Wednesday, February 8

Classic Italian Cinema Comes to Huntington

Share

In the month of January, Huntington’s Cinema Arts Centre will host a celebration of Italian Cinema. The three-day series will feature new restorations of several of Italian cinema’s most enduring classics: Giuseppe Tornatore’s Academy Award winning Cinema Paradiso, Federico Fellini’s La Dolce Vita, and Bernardo Bertolucci‘s The Conformist. As well as film screenings, the series will be ornamented by a live concert from Italian vocalist Mafalda Minnozzi.

The series celebrates the vibrant decades-spanning oeuvre of Italian cinema’s greatest artists, presenting the newly restored films for rare big-screen viewings. Each of the three films will feature post-film discussions, where cinema staff and program patrons will examine filmmaking techniques used in the films, the history of Italian cinema, along with the impact these films had on cinema as a whole.

 

The Cinema Arts Centre’s Italian Cinema program will begin on Sunday, January 29th with a screening of Cinema Paradiso, and an Italian Cinema Concert, and will run for three consecutive days, concluding with a screening of La Dolce Vita on Tuesday, January 31st.

The Films:
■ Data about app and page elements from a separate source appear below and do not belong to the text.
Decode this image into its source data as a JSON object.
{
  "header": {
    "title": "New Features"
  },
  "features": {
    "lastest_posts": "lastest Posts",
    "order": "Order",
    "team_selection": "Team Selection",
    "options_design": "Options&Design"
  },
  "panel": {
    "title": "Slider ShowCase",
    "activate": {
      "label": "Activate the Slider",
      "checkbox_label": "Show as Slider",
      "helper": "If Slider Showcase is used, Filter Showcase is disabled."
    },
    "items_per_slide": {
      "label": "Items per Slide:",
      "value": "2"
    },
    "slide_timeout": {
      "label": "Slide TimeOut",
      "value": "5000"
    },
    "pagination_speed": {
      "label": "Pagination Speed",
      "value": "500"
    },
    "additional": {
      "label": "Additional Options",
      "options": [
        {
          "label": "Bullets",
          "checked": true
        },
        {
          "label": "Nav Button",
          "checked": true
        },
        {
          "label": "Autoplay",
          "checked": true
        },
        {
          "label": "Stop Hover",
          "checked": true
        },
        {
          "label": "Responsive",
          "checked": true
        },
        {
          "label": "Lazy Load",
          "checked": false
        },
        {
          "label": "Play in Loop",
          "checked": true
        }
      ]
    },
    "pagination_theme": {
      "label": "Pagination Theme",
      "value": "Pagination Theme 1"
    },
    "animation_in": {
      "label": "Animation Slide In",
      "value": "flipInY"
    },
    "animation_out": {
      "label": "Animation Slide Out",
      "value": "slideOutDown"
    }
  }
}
Cinema Paradiso (1988)
Sunday, January 29th, Brunch at 10 AM | Film at 11 AM
Winner of an Academy Award for Best Foreign Language Film, Cinema Paradiso 
is the beautiful, enchanting story of a young boy’s lifelong love-affair with the movies. Set in an Italian village, Salvatore finds himself enchanted by the flickering images at the Cinema Paradiso. When the projectionist, Alfredo, agrees to reveal the mysteries of moviemaking, a deep friendship is born. The day comes for Salvatore to leave and pursue his dream of making movies of his own. Thirty years later he receives a message that beckons him back home to a secret and beautiful discovery that awaits him.

Bernardo Bertolucci’s The Conformist (1970)
Monday, January 30th at 7:00 PM
Bernardo Bertolucci
‘s masterpiece, set in Mussolini’s Italy, follows a repressed man, Jean-Louis Trintignant, who joins the Fascists in a desperate attempt to fit in and purge memories of a youthful murder. While on his way to assassinate a political refugee, he flashes back through numerous exaggerated, distorted scenes that encompass the formative experiences of his life. A hugely influential film to American cinema of the seventies, Bertolucci marries expressionism with a strain of 70’s realism in this exploration of sex, desire, politics, and responsibility.

Federico Fellini’s La Dolce Vita (1960)
Tuesday, January 31st at 7:00 PM

The biggest hit from the most popular Italian filmmaker of all time, La dolce Vita rocketed Federico Fellini to international success—ironically, by offering a damning critique of the culture of stardom. A look at the darkness beneath the seductive lifestyles of Rome’s rich and glamorous, the film follows a notorious celebrity journalist (Marcello Mastroianni) during a hectic week spent on the peripheries of the spotlight. A sharp commentary on the decadence of contemporary Europe, it provided a glimpse of how fame-obsessed our society would become.

The Concert:

Fotogrammi: Scenes from Life and Music by Mafalda Minnozzi
Sunday, January 29th at 4 PM

In Fotogrammi, internationally renowned vocalist Mafalda Minnozzi presents an intimate soundtrack inspired by the composers who accompanied and inspired her during her 35 year career in Italy, Brazil, and beyond. With a jazz sensibility and unique arrangements featuring accomplished guitarist Paul Ricci, Mafalda taps into her acclaimed albums “Cinema City – Jazz Scenes From Italian Film” and “Sensorial – Portraits in Bossa and Jazz.” Presenting diverse selections such as Ennio Morricone’s “Cinema Paradiso” to Jobim’s “Águas de Março,” and from Bruno Martino’s “Estate” to Piaf’s ”Hymne A L’Amour.”

Location:

Cinema Arts Centre, 423 Park Ave, Huntington, NY 11743

You can purchase tickets or find more information about these and other events on the Cinema Arts Centre website: www.cinemaartscentre.org.


Share

About Author

Leave A Reply